Society in Science Fellow Since

2012

Research Category

Biomedical Engineering

Research Location

Department of Biomedical Engineering, Washington University in St. Louis, USA

Background

Nature presents fascinating examples of functional geometric structures, often driven by mechanical cues, with properties unparalleled by man-made materials. The study of mechanics and geometry of soft matter in various physical systems will not only foster quantitative understanding of the morphogenesis in plant and animal development, and self-assembly of DNA and nano-materials, but will also inspire novel design principles for programmable nanofabrication techniques and bio-mimetic devices with intelligent, functional responses to environmental stimuli.

Details of Research

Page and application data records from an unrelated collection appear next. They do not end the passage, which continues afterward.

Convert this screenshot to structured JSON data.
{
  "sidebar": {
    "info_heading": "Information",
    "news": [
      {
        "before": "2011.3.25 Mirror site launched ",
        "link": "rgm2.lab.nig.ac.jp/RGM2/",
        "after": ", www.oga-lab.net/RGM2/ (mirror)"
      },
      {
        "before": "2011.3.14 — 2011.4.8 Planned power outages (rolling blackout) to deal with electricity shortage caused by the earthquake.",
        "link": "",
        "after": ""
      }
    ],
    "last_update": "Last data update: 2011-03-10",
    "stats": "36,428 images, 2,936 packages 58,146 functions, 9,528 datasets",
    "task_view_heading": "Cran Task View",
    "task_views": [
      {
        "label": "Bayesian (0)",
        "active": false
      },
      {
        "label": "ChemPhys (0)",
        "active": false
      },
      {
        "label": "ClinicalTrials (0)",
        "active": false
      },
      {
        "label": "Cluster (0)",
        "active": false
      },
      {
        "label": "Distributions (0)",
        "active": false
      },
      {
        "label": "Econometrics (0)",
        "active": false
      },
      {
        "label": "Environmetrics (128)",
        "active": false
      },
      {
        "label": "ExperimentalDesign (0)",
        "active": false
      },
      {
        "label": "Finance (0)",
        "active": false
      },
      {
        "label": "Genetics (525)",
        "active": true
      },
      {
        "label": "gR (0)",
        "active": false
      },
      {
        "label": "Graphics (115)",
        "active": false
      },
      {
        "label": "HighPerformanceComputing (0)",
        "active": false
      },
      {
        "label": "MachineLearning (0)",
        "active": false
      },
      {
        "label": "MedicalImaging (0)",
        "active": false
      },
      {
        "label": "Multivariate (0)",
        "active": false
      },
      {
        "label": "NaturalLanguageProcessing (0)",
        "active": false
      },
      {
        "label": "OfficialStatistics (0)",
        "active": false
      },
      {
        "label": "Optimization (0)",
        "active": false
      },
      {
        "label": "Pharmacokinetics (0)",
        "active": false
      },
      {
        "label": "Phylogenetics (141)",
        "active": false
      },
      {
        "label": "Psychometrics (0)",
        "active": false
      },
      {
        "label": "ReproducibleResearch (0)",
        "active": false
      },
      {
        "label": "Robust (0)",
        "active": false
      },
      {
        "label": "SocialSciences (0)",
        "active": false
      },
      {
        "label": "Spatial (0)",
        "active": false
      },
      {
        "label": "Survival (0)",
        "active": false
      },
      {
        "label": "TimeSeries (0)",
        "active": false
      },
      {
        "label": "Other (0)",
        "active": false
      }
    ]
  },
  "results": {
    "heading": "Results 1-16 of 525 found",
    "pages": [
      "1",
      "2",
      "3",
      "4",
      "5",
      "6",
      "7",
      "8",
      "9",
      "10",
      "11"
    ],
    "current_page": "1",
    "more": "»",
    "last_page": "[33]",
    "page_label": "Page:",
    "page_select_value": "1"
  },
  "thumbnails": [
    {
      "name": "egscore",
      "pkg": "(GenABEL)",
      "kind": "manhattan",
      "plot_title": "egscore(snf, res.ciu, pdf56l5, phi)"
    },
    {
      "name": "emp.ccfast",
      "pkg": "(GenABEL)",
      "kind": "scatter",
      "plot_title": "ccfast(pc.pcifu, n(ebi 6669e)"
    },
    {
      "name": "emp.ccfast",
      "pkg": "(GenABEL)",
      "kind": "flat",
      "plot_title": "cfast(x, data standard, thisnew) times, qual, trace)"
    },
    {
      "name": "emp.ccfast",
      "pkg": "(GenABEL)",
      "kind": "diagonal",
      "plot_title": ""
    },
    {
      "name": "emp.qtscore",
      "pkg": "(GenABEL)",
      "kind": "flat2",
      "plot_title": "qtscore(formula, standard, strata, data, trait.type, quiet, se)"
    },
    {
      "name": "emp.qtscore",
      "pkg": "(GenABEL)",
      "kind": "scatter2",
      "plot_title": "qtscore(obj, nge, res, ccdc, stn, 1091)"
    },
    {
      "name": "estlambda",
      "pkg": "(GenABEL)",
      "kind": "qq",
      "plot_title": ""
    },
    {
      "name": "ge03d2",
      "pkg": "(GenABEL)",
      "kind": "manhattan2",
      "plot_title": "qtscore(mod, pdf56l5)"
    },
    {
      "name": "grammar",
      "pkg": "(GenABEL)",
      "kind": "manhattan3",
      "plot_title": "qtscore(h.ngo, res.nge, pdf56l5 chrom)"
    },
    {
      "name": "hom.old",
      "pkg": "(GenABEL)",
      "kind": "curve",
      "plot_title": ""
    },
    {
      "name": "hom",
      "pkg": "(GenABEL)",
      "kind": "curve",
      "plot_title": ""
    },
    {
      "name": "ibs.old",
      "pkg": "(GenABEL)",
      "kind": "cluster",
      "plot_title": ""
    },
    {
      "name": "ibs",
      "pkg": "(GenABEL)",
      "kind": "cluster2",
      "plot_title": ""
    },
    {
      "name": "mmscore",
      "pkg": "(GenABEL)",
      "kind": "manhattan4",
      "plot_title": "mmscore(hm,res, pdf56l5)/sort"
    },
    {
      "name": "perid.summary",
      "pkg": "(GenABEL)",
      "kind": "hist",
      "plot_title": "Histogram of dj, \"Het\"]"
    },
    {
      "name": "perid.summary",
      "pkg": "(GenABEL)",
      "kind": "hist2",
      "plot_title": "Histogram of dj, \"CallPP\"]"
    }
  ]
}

Understanding the role of mechanical stresses and strains is key to deciphering morphogenesis and growth in biology. Although there have been many studies at the molecular level, it remains unclear how one-dimensional information coded in DNA translate into three-dimensional shapes.  The proposed study on DNA mechanics, morphogenesis, and bio-inspired technology involves the integration of mechanics and geometry albeit in physically different contexts. The progress of mechanics in these aspects will facilitate understanding of fundamental problems in mathematics, physics and biology, as well as advance technology of designing smart, bio-inspired materials and devices with wide applications in nano/bio-technology.